Repeat every record below exactly, omitting any pictures.

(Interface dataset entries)
··········

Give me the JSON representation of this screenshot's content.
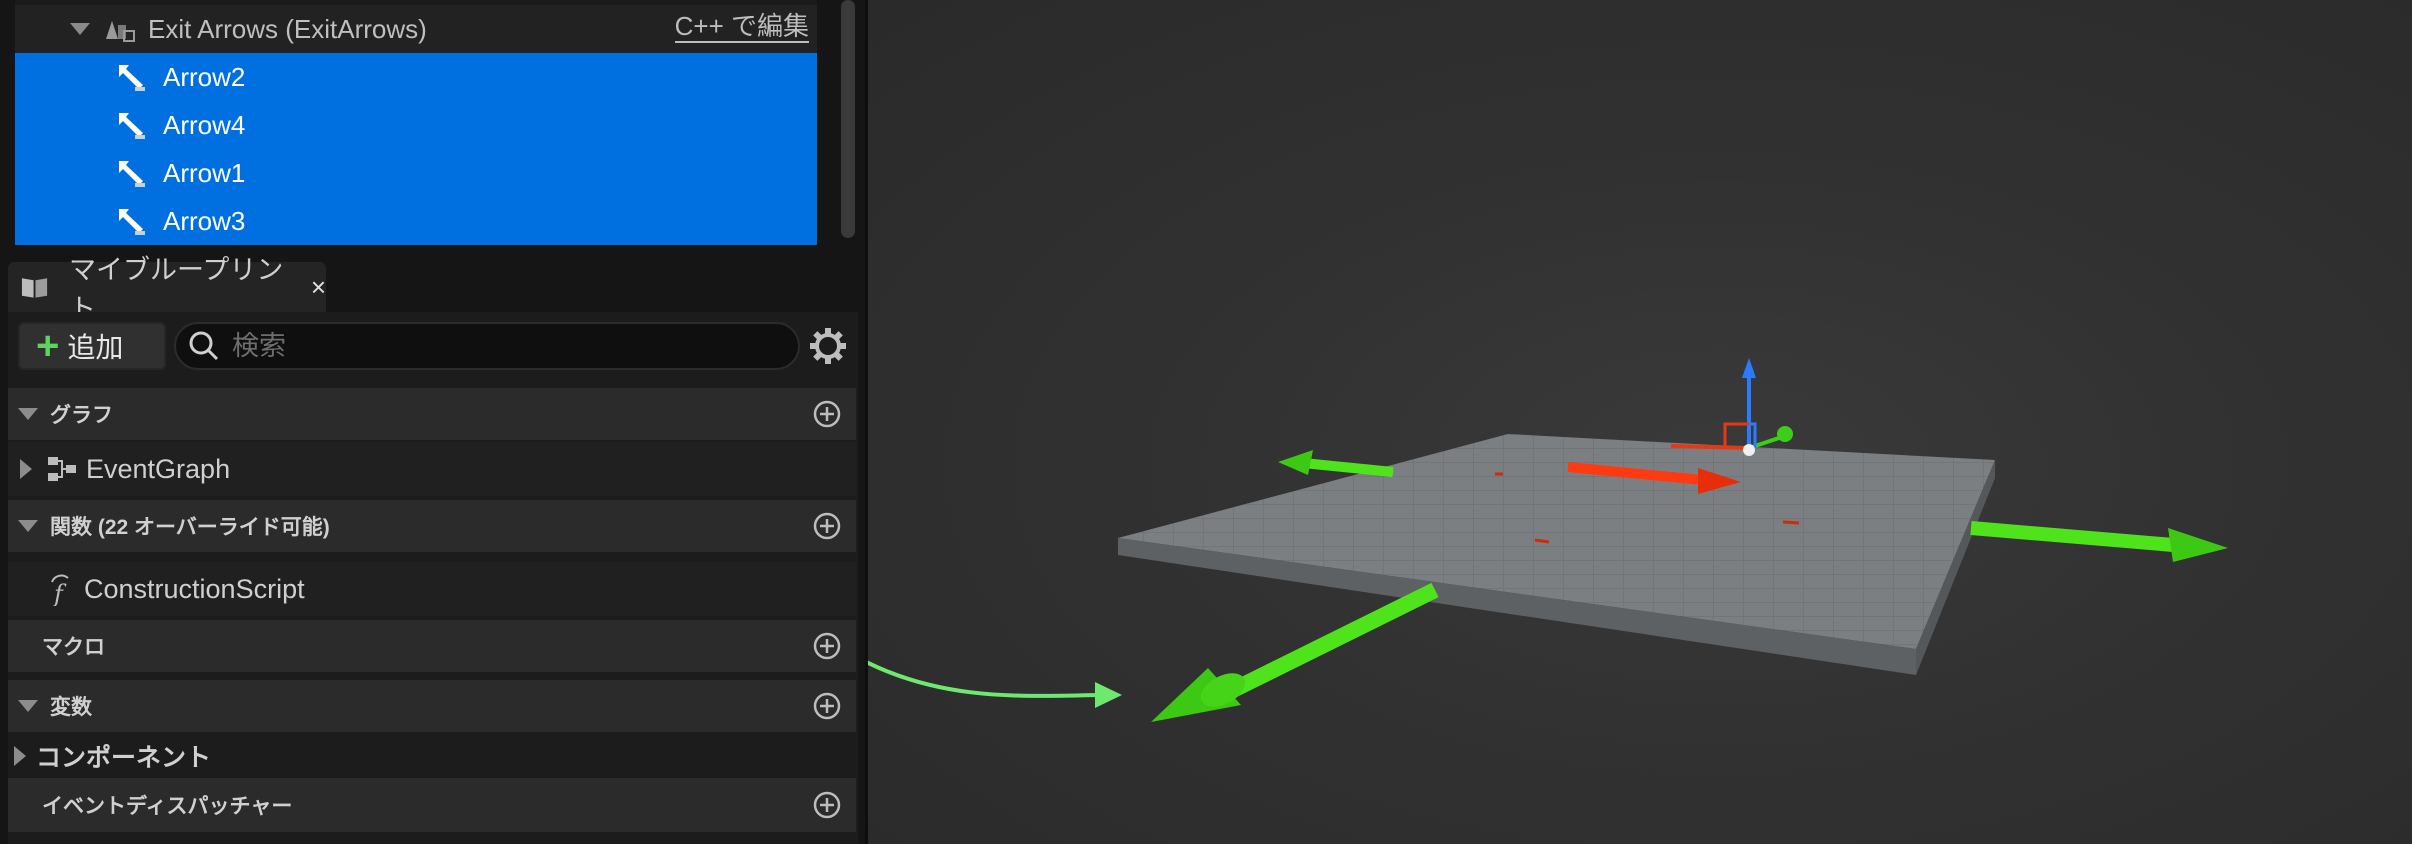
{
  "components": {
    "header_label": "Exit Arrows (ExitArrows)",
    "edit_link": "C++ で編集",
    "children": [
      {
        "label": "Arrow2"
      },
      {
        "label": "Arrow4"
      },
      {
        "label": "Arrow1"
      },
      {
        "label": "Arrow3"
      }
    ]
  },
  "my_blueprint": {
    "tab_label": "マイブループリント",
    "tab_close": "×",
    "add_label": "追加",
    "search_placeholder": "検索",
    "sections": {
      "graph": "グラフ",
      "event_graph": "EventGraph",
      "functions": "関数 (22 オーバーライド可能)",
      "construction_script": "ConstructionScript",
      "macros": "マクロ",
      "variables": "変数",
      "components": "コンポーネント",
      "event_dispatchers": "イベントディスパッチャー"
    }
  },
  "colors": {
    "selection": "#0070e0",
    "annotation_curve": "#6fe86f",
    "arrow_green": "#4fe31c",
    "arrow_red": "#ff3a10",
    "gizmo_blue": "#2a7bff"
  }
}
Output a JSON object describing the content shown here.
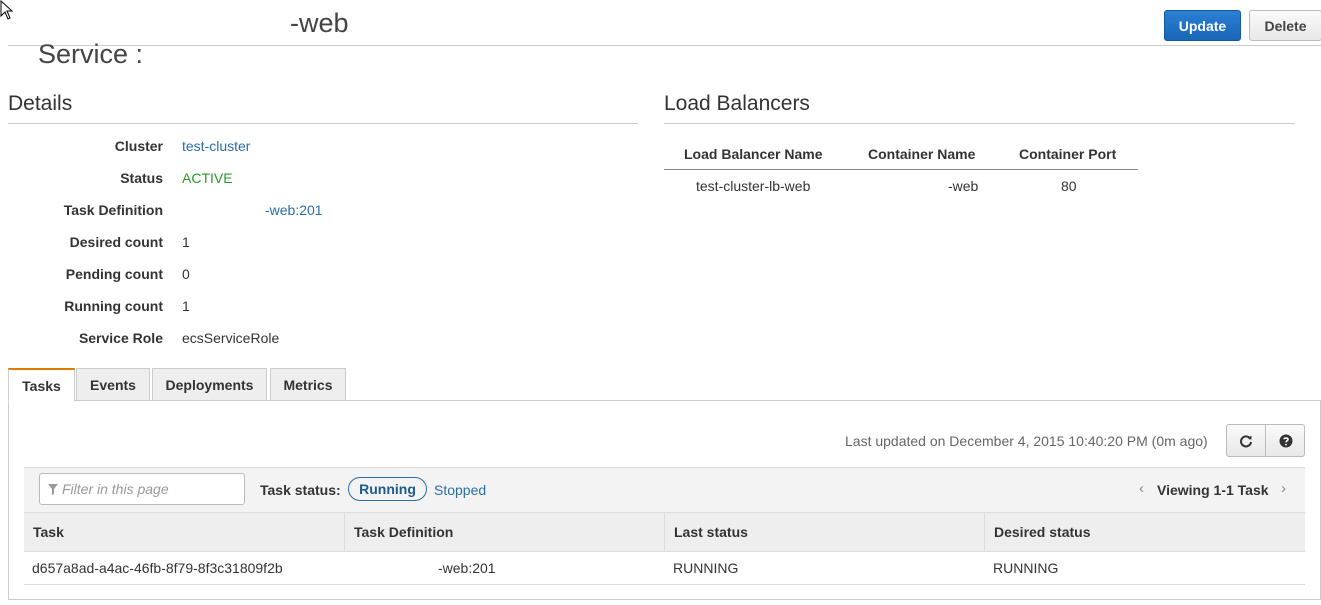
{
  "header": {
    "title_prefix": "Service :",
    "title_name": "-web",
    "update_label": "Update",
    "delete_label": "Delete"
  },
  "details": {
    "title": "Details",
    "rows": [
      {
        "label": "Cluster",
        "value": "test-cluster"
      },
      {
        "label": "Status",
        "value": "ACTIVE"
      },
      {
        "label": "Task Definition",
        "value": "-web:201"
      },
      {
        "label": "Desired count",
        "value": "1"
      },
      {
        "label": "Pending count",
        "value": "0"
      },
      {
        "label": "Running count",
        "value": "1"
      },
      {
        "label": "Service Role",
        "value": "ecsServiceRole"
      }
    ]
  },
  "load_balancers": {
    "title": "Load Balancers",
    "columns": [
      "Load Balancer Name",
      "Container Name",
      "Container Port"
    ],
    "rows": [
      {
        "name": "test-cluster-lb-web",
        "container": "-web",
        "port": "80"
      }
    ]
  },
  "tabs": [
    {
      "label": "Tasks",
      "selected": true
    },
    {
      "label": "Events",
      "selected": false
    },
    {
      "label": "Deployments",
      "selected": false
    },
    {
      "label": "Metrics",
      "selected": false
    }
  ],
  "tasks_panel": {
    "last_updated": "Last updated on December 4, 2015 10:40:20 PM (0m ago)",
    "filter_placeholder": "Filter in this page",
    "task_status_label": "Task status:",
    "status_running": "Running",
    "status_stopped": "Stopped",
    "pager_text": "Viewing 1-1 Task",
    "columns": [
      "Task",
      "Task Definition",
      "Last status",
      "Desired status"
    ],
    "rows": [
      {
        "task": "d657a8ad-a4ac-46fb-8f79-8f3c31809f2b",
        "task_definition": "-web:201",
        "last_status": "RUNNING",
        "desired_status": "RUNNING"
      }
    ]
  },
  "icons": {
    "refresh": "refresh-icon",
    "help": "help-icon",
    "filter": "filter-icon",
    "prev": "chevron-left-icon",
    "next": "chevron-right-icon"
  },
  "colors": {
    "primary_button": "#1866b8",
    "link": "#2a6ea6",
    "active_status": "#2a9a2a",
    "selected_tab_accent": "#e07b00"
  }
}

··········

- [RESULT FOR THIS TASK]
Give me the JSON representation of this screenshot's content.
{
  "components": {
    "header_label": "Exit Arrows (ExitArrows)",
    "edit_link": "C++ で編集",
    "children": [
      {
        "label": "Arrow2"
      },
      {
        "label": "Arrow4"
      },
      {
        "label": "Arrow1"
      },
      {
        "label": "Arrow3"
      }
    ]
  },
  "my_blueprint": {
    "tab_label": "マイブループリント",
    "tab_close": "×",
    "add_label": "追加",
    "search_placeholder": "検索",
    "sections": {
      "graph": "グラフ",
      "event_graph": "EventGraph",
      "functions": "関数 (22 オーバーライド可能)",
      "construction_script": "ConstructionScript",
      "macros": "マクロ",
      "variables": "変数",
      "components": "コンポーネント",
      "event_dispatchers": "イベントディスパッチャー"
    }
  },
  "colors": {
    "selection": "#0070e0",
    "annotation_curve": "#6fe86f",
    "arrow_green": "#4fe31c",
    "arrow_red": "#ff3a10",
    "gizmo_blue": "#2a7bff"
  }
}
Output a JSON object describing the content shown here.
{
  "header": {
    "title_prefix": "Service :",
    "title_name": "-web",
    "update_label": "Update",
    "delete_label": "Delete"
  },
  "details": {
    "title": "Details",
    "rows": [
      {
        "label": "Cluster",
        "value": "test-cluster"
      },
      {
        "label": "Status",
        "value": "ACTIVE"
      },
      {
        "label": "Task Definition",
        "value": "-web:201"
      },
      {
        "label": "Desired count",
        "value": "1"
      },
      {
        "label": "Pending count",
        "value": "0"
      },
      {
        "label": "Running count",
        "value": "1"
      },
      {
        "label": "Service Role",
        "value": "ecsServiceRole"
      }
    ]
  },
  "load_balancers": {
    "title": "Load Balancers",
    "columns": [
      "Load Balancer Name",
      "Container Name",
      "Container Port"
    ],
    "rows": [
      {
        "name": "test-cluster-lb-web",
        "container": "-web",
        "port": "80"
      }
    ]
  },
  "tabs": [
    {
      "label": "Tasks",
      "selected": true
    },
    {
      "label": "Events",
      "selected": false
    },
    {
      "label": "Deployments",
      "selected": false
    },
    {
      "label": "Metrics",
      "selected": false
    }
  ],
  "tasks_panel": {
    "last_updated": "Last updated on December 4, 2015 10:40:20 PM (0m ago)",
    "filter_placeholder": "Filter in this page",
    "task_status_label": "Task status:",
    "status_running": "Running",
    "status_stopped": "Stopped",
    "pager_text": "Viewing 1-1 Task",
    "columns": [
      "Task",
      "Task Definition",
      "Last status",
      "Desired status"
    ],
    "rows": [
      {
        "task": "d657a8ad-a4ac-46fb-8f79-8f3c31809f2b",
        "task_definition": "-web:201",
        "last_status": "RUNNING",
        "desired_status": "RUNNING"
      }
    ]
  },
  "icons": {
    "refresh": "refresh-icon",
    "help": "help-icon",
    "filter": "filter-icon",
    "prev": "chevron-left-icon",
    "next": "chevron-right-icon"
  },
  "colors": {
    "primary_button": "#1866b8",
    "link": "#2a6ea6",
    "active_status": "#2a9a2a",
    "selected_tab_accent": "#e07b00"
  }
}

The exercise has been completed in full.